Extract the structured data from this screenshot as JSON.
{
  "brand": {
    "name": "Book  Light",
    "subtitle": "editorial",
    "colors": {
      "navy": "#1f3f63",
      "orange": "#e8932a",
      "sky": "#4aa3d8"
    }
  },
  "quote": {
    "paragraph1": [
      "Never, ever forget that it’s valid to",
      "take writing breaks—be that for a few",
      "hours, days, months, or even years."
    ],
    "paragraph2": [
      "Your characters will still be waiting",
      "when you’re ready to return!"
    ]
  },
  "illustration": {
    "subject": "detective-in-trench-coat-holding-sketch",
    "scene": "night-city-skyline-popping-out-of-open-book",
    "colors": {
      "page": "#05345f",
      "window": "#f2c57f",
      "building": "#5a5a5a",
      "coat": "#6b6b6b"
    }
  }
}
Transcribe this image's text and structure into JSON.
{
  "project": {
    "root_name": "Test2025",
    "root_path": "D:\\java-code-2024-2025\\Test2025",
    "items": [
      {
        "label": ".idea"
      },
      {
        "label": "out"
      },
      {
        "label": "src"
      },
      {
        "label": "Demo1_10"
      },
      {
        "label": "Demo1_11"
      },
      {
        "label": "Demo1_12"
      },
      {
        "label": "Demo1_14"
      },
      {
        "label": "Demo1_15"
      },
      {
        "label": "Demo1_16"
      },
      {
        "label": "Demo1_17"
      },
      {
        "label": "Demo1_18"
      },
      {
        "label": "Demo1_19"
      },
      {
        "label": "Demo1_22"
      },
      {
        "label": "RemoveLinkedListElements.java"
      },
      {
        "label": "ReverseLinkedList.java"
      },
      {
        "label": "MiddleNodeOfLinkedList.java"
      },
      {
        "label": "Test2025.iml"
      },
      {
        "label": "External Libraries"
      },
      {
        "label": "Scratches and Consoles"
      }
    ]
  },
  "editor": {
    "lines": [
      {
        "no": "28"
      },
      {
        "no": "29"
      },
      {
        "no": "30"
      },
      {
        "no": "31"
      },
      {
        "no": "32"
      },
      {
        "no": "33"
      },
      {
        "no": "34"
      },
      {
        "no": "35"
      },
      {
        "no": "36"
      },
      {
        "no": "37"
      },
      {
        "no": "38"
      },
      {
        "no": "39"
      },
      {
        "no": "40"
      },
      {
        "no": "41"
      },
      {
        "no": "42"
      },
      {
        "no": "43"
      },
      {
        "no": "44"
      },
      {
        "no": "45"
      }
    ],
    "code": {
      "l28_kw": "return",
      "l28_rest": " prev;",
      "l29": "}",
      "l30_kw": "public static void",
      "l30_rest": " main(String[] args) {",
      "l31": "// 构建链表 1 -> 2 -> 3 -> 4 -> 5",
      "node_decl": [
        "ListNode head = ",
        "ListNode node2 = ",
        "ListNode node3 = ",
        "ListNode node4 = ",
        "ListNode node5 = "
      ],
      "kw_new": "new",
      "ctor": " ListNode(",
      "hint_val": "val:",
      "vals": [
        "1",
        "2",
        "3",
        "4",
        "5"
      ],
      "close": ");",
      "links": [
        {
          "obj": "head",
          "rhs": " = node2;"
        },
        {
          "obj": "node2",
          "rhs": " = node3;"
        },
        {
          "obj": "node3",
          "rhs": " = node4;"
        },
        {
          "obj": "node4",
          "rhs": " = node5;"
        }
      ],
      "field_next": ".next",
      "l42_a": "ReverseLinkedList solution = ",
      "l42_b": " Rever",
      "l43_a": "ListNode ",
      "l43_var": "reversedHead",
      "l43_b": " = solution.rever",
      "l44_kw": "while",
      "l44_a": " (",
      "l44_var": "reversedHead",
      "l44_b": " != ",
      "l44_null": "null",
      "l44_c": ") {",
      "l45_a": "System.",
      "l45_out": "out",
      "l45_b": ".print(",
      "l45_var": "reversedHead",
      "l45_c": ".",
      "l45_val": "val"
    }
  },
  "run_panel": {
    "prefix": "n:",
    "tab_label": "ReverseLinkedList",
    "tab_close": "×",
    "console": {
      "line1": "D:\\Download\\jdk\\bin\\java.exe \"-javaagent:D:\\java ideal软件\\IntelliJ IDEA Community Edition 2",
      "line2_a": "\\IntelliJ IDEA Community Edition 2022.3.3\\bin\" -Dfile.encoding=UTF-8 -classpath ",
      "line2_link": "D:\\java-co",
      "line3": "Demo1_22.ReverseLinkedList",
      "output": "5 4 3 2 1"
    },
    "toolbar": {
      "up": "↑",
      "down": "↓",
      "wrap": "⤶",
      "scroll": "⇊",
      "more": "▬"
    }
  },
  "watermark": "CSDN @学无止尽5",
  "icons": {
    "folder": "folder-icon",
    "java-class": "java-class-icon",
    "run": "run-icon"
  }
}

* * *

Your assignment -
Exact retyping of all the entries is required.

Result -
Extract the structured data from this screenshot as JSON.
{
  "brand": {
    "name": "Book  Light",
    "subtitle": "editorial",
    "colors": {
      "navy": "#1f3f63",
      "orange": "#e8932a",
      "sky": "#4aa3d8"
    }
  },
  "quote": {
    "paragraph1": [
      "Never, ever forget that it’s valid to",
      "take writing breaks—be that for a few",
      "hours, days, months, or even years."
    ],
    "paragraph2": [
      "Your characters will still be waiting",
      "when you’re ready to return!"
    ]
  },
  "illustration": {
    "subject": "detective-in-trench-coat-holding-sketch",
    "scene": "night-city-skyline-popping-out-of-open-book",
    "colors": {
      "page": "#05345f",
      "window": "#f2c57f",
      "building": "#5a5a5a",
      "coat": "#6b6b6b"
    }
  }
}
Transcribe this image's text and structure into JSON.
{
  "project": {
    "root_name": "Test2025",
    "root_path": "D:\\java-code-2024-2025\\Test2025",
    "items": [
      {
        "label": ".idea"
      },
      {
        "label": "out"
      },
      {
        "label": "src"
      },
      {
        "label": "Demo1_10"
      },
      {
        "label": "Demo1_11"
      },
      {
        "label": "Demo1_12"
      },
      {
        "label": "Demo1_14"
      },
      {
        "label": "Demo1_15"
      },
      {
        "label": "Demo1_16"
      },
      {
        "label": "Demo1_17"
      },
      {
        "label": "Demo1_18"
      },
      {
        "label": "Demo1_19"
      },
      {
        "label": "Demo1_22"
      },
      {
        "label": "RemoveLinkedListElements.java"
      },
      {
        "label": "ReverseLinkedList.java"
      },
      {
        "label": "MiddleNodeOfLinkedList.java"
      },
      {
        "label": "Test2025.iml"
      },
      {
        "label": "External Libraries"
      },
      {
        "label": "Scratches and Consoles"
      }
    ]
  },
  "editor": {
    "lines": [
      {
        "no": "28"
      },
      {
        "no": "29"
      },
      {
        "no": "30"
      },
      {
        "no": "31"
      },
      {
        "no": "32"
      },
      {
        "no": "33"
      },
      {
        "no": "34"
      },
      {
        "no": "35"
      },
      {
        "no": "36"
      },
      {
        "no": "37"
      },
      {
        "no": "38"
      },
      {
        "no": "39"
      },
      {
        "no": "40"
      },
      {
        "no": "41"
      },
      {
        "no": "42"
      },
      {
        "no": "43"
      },
      {
        "no": "44"
      },
      {
        "no": "45"
      }
    ],
    "code": {
      "l28_kw": "return",
      "l28_rest": " prev;",
      "l29": "}",
      "l30_kw": "public static void",
      "l30_rest": " main(String[] args) {",
      "l31": "// 构建链表 1 -> 2 -> 3 -> 4 -> 5",
      "node_decl": [
        "ListNode head = ",
        "ListNode node2 = ",
        "ListNode node3 = ",
        "ListNode node4 = ",
        "ListNode node5 = "
      ],
      "kw_new": "new",
      "ctor": " ListNode(",
      "hint_val": "val:",
      "vals": [
        "1",
        "2",
        "3",
        "4",
        "5"
      ],
      "close": ");",
      "links": [
        {
          "obj": "head",
          "rhs": " = node2;"
        },
        {
          "obj": "node2",
          "rhs": " = node3;"
        },
        {
          "obj": "node3",
          "rhs": " = node4;"
        },
        {
          "obj": "node4",
          "rhs": " = node5;"
        }
      ],
      "field_next": ".next",
      "l42_a": "ReverseLinkedList solution = ",
      "l42_b": " Rever",
      "l43_a": "ListNode ",
      "l43_var": "reversedHead",
      "l43_b": " = solution.rever",
      "l44_kw": "while",
      "l44_a": " (",
      "l44_var": "reversedHead",
      "l44_b": " != ",
      "l44_null": "null",
      "l44_c": ") {",
      "l45_a": "System.",
      "l45_out": "out",
      "l45_b": ".print(",
      "l45_var": "reversedHead",
      "l45_c": ".",
      "l45_val": "val"
    }
  },
  "run_panel": {
    "prefix": "n:",
    "tab_label": "ReverseLinkedList",
    "tab_close": "×",
    "console": {
      "line1": "D:\\Download\\jdk\\bin\\java.exe \"-javaagent:D:\\java ideal软件\\IntelliJ IDEA Community Edition 2",
      "line2_a": "\\IntelliJ IDEA Community Edition 2022.3.3\\bin\" -Dfile.encoding=UTF-8 -classpath ",
      "line2_link": "D:\\java-co",
      "line3": "Demo1_22.ReverseLinkedList",
      "output": "5 4 3 2 1"
    },
    "toolbar": {
      "up": "↑",
      "down": "↓",
      "wrap": "⤶",
      "scroll": "⇊",
      "more": "▬"
    }
  },
  "watermark": "CSDN @学无止尽5",
  "icons": {
    "folder": "folder-icon",
    "java-class": "java-class-icon",
    "run": "run-icon"
  }
}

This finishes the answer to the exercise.